A key difference in the Montgomery Bill is that the VA doesn’t pay your benefits to your school but directly to you. You would receive a monthly check for tuition, fees, housing etc. that you would use for educational expenses. The amount received depends on the school you are attending and the length of time you served.
To see a full list of stipends and requirements and limitations visit the VA’s site. To give you an idea a veteran that served 3 years on active duty who is enrolled as a full-time student at a college would receive $1,857 per month. Whereas a veteran who served the same time but chooses on-the-job training would receive $1,393 per month for 6 months and then a smaller stipend the following months. The same is also true of students who served in active duty for only 2 years but are enrolled at the same college, their monthly stipend would be less than a veteran of 3 years.
Remember active-duty service members need to enroll and pay the $1,200 contribution for this program. With that there is also a $600 Buy Up Program. If a service member chooses to pay an additional $600 while they are on active duty they can receive up to an additional $5,400 in benefits.
Post 9/11 GI Bill: What is covers
Under this GI Bill the monthly payment is divided with one part going directly to the educational institution of choice and the remainder going to you to cover housing, books and other fees.

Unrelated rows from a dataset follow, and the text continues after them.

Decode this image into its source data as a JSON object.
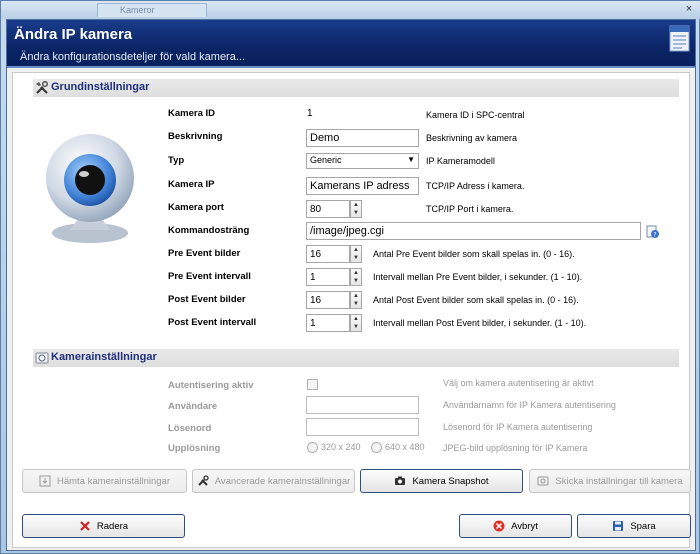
{
  "window": {
    "tab_label": "Kameror",
    "close_label": "×"
  },
  "header": {
    "title": "Ändra IP kamera",
    "subtitle": "Ändra konfigurationsdeteljer för vald kamera..."
  },
  "basic": {
    "section_title": "Grundinställningar",
    "rows": {
      "camera_id": {
        "label": "Kamera ID",
        "value": "1",
        "desc": "Kamera ID i SPC-central"
      },
      "description": {
        "label": "Beskrivning",
        "value": "Demo",
        "desc": "Beskrivning av kamera"
      },
      "type": {
        "label": "Typ",
        "value": "Generic",
        "desc": "IP Kameramodell"
      },
      "camera_ip": {
        "label": "Kamera IP",
        "value": "Kamerans IP adress",
        "desc": "TCP/IP Adress i kamera."
      },
      "camera_port": {
        "label": "Kamera port",
        "value": "80",
        "desc": "TCP/IP Port i kamera."
      },
      "command": {
        "label": "Kommandosträng",
        "value": "/image/jpeg.cgi"
      },
      "pre_event_images": {
        "label": "Pre Event bilder",
        "value": "16",
        "desc": "Antal Pre Event bilder som skall spelas in. (0 - 16)."
      },
      "pre_event_interval": {
        "label": "Pre Event intervall",
        "value": "1",
        "desc": "Intervall mellan Pre Event bilder, i sekunder. (1 - 10)."
      },
      "post_event_images": {
        "label": "Post Event bilder",
        "value": "16",
        "desc": "Antal Post Event bilder som skall spelas in. (0 - 16)."
      },
      "post_event_interval": {
        "label": "Post Event intervall",
        "value": "1",
        "desc": "Intervall mellan Post Event bilder, i sekunder. (1 - 10)."
      }
    }
  },
  "camera_settings": {
    "section_title": "Kamerainställningar",
    "auth": {
      "label": "Autentisering aktiv",
      "checked": false,
      "desc": "Välj om kamera autentisering är aktivt"
    },
    "user": {
      "label": "Användare",
      "value": "",
      "desc": "Användarnamn för IP Kamera autentisering"
    },
    "password": {
      "label": "Lösenord",
      "value": "",
      "desc": "Lösenord för IP Kamera autentisering"
    },
    "resolution": {
      "label": "Upplösning",
      "options": [
        "320 x 240",
        "640 x 480"
      ],
      "desc": "JPEG-bild upplösning för IP Kamera"
    }
  },
  "action_buttons": {
    "fetch": "Hämta kamerainställningar",
    "advanced": "Avancerade kamerainställningar",
    "snapshot": "Kamera Snapshot",
    "send": "Skicka inställningar till kamera"
  },
  "footer": {
    "delete": "Radera",
    "cancel": "Avbryt",
    "save": "Spara"
  },
  "colors": {
    "header_bg": "#0b2466",
    "section_title": "#1f2f7a",
    "disabled_text": "#9a9a9a"
  }
}
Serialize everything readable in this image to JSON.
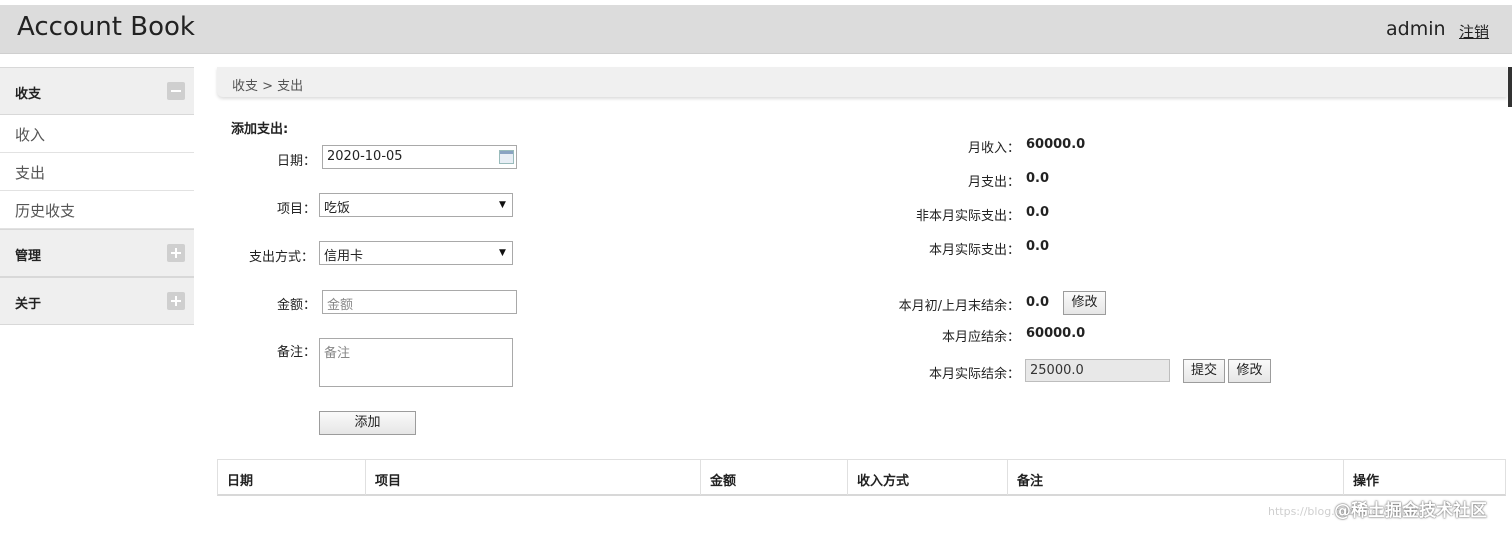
{
  "header": {
    "title": "Account Book",
    "user": "admin",
    "logout": "注销"
  },
  "sidebar": {
    "groups": [
      {
        "label": "收支",
        "expanded": true,
        "items": [
          "收入",
          "支出",
          "历史收支"
        ]
      },
      {
        "label": "管理",
        "expanded": false
      },
      {
        "label": "关于",
        "expanded": false
      }
    ]
  },
  "breadcrumb": "收支 > 支出",
  "form": {
    "title": "添加支出:",
    "date_label": "日期：",
    "date_value": "2020-10-05",
    "item_label": "项目：",
    "item_value": "吃饭",
    "method_label": "支出方式：",
    "method_value": "信用卡",
    "amount_label": "金额：",
    "amount_placeholder": "金额",
    "note_label": "备注：",
    "note_placeholder": "备注",
    "add_button": "添加"
  },
  "summary": {
    "month_income_label": "月收入：",
    "month_income": "60000.0",
    "month_expense_label": "月支出：",
    "month_expense": "0.0",
    "non_month_actual_label": "非本月实际支出：",
    "non_month_actual": "0.0",
    "month_actual_label": "本月实际支出：",
    "month_actual": "0.0",
    "opening_label": "本月初/上月末结余：",
    "opening": "0.0",
    "modify_button": "修改",
    "expected_label": "本月应结余：",
    "expected": "60000.0",
    "actual_balance_label": "本月实际结余：",
    "actual_balance": "25000.0",
    "submit_button": "提交",
    "modify_button_2": "修改"
  },
  "table": {
    "columns": [
      "日期",
      "项目",
      "金额",
      "收入方式",
      "备注",
      "操作"
    ]
  },
  "watermark": {
    "url": "https://blog.csdn.net/weixin_...",
    "brand": "@稀土掘金技术社区"
  },
  "colors": {
    "header_bg": "#dcdcdc",
    "sidebar_group_bg": "#efefef"
  }
}
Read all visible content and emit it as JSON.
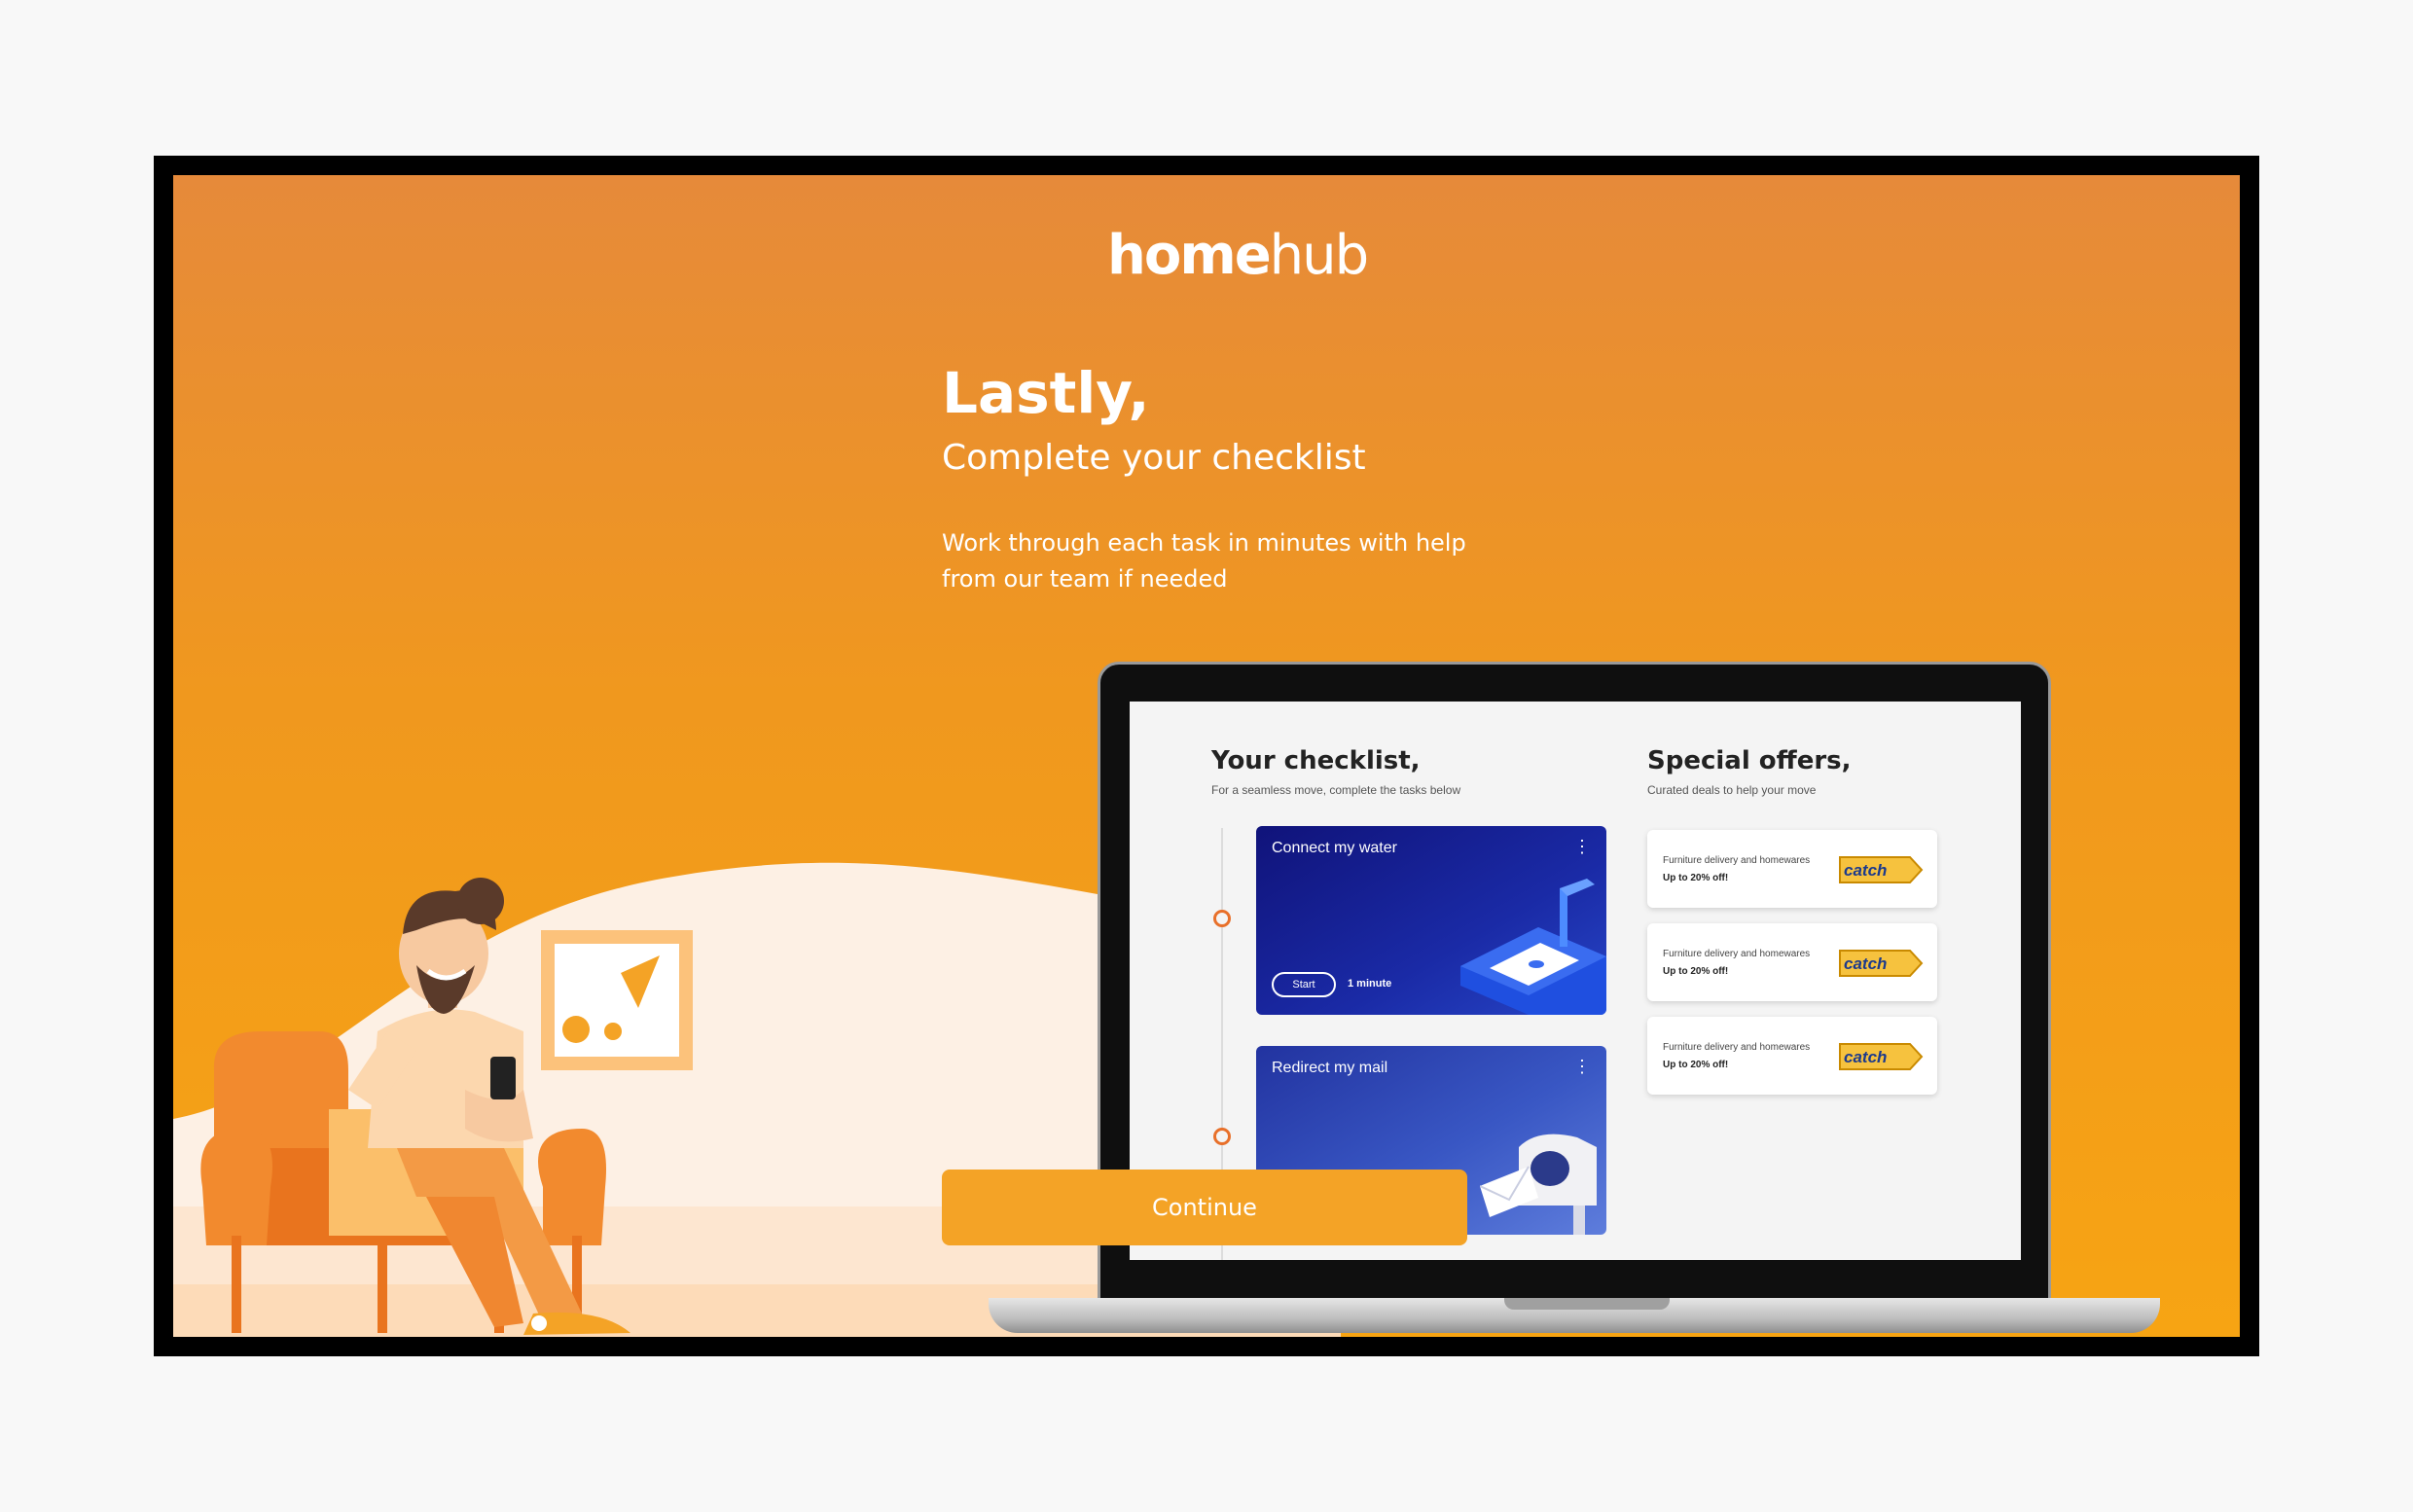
{
  "brand": {
    "home": "home",
    "hub": "hub"
  },
  "intro": {
    "title": "Lastly,",
    "subtitle": "Complete your checklist",
    "description": "Work through each task in minutes with help from our team if needed"
  },
  "laptop": {
    "checklist": {
      "title": "Your checklist,",
      "subtitle": "For a seamless move, complete the tasks below",
      "tasks": [
        {
          "label": "Connect my water",
          "start_label": "Start",
          "time": "1 minute",
          "icon": "water-tap-icon"
        },
        {
          "label": "Redirect my mail",
          "icon": "mailbox-icon"
        }
      ]
    },
    "offers": {
      "title": "Special offers,",
      "subtitle": "Curated deals to help your move",
      "items": [
        {
          "line1": "Furniture delivery and homewares",
          "line2": "Up to 20% off!",
          "logo_text": "catch"
        },
        {
          "line1": "Furniture delivery and homewares",
          "line2": "Up to 20% off!",
          "logo_text": "catch"
        },
        {
          "line1": "Furniture delivery and homewares",
          "line2": "Up to 20% off!",
          "logo_text": "catch"
        }
      ]
    }
  },
  "continue_label": "Continue",
  "colors": {
    "accent": "#f4a326",
    "brand_orange": "#e8702a",
    "task_blue": "#1a2aa6"
  }
}
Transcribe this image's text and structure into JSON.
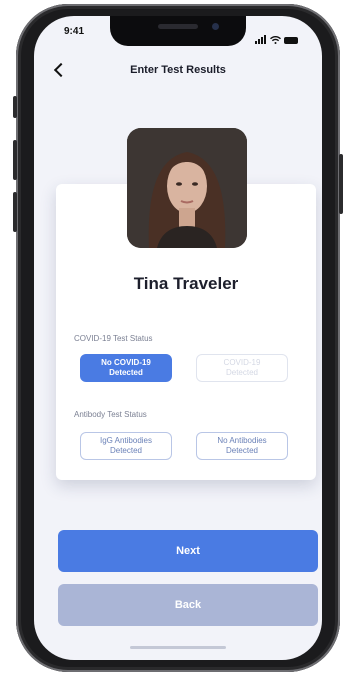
{
  "status_bar": {
    "time": "9:41"
  },
  "nav": {
    "title": "Enter Test Results"
  },
  "profile": {
    "name": "Tina Traveler"
  },
  "covid": {
    "label": "COVID-19 Test Status",
    "options": [
      "No COVID-19\nDetected",
      "COVID-19\nDetected"
    ]
  },
  "antibody": {
    "label": "Antibody Test Status",
    "options": [
      "IgG Antibodies\nDetected",
      "No Antibodies\nDetected"
    ]
  },
  "buttons": {
    "next": "Next",
    "back": "Back"
  },
  "colors": {
    "accent": "#4a7be3",
    "back_button": "#aab5d6",
    "screen_bg": "#f2f3f9"
  }
}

- Up to $1,000 per year for cost of books and other supplies
- Housing Allowance (The amount will vary depending on cost of living near your educational institution and is based off the Basic Housing Allowance or BAH for a E-5 with dependents. You can determine your housing allowance using the BAH calculator)
- Students enrolled in fully online programs will qualify for up to half the BAH allowance.
- Veterans from rural areas that relocated to attend an educational institution can receive a one-time payment of $500 to help cover these costs.
The VA covers 100% of in state tuition for veteran enrolled full time at a public university if they meet the following credentials. They served on active duty after 9/11 and served a minimum of 36 months or you served a minimum of 30 days and were honorably released due to a service based disability. Veterans that served less than 36 months can still claim benefits they just won’t receive the full amount. They will receive a portion based on the length of time they served.
How To Maximize GI Benefits
- Calculate tuition and housing costs and benefits under each plan
- If possible attend your program full time. Under the Montgomery Bill will vary with how many credits your are taking. Under the Post 9/11 Bill you will only receive housing benefits if you complete your program by taking more than half time credits each semester.
- If you are taking online courses try to take at least one on campus course as this will allow you to receive the full housing allowance
- Don’t forget to check state veteran’s education programs, you can receive benefits from both the GI Bill and state benefits.
How To Apply For GI Benefits
- Choose the best benefit for you
- Gather all the paperwork and information you will need prior to applying
- Choose your school and program you will be attending
- Submit an online application or mail one within the eligibility period. The VA’s online application system, VONAPP, is user-friendly. If you choose to apply by mail, print out and complete Form 22-1990 and mail it to your regional VA Processing Office.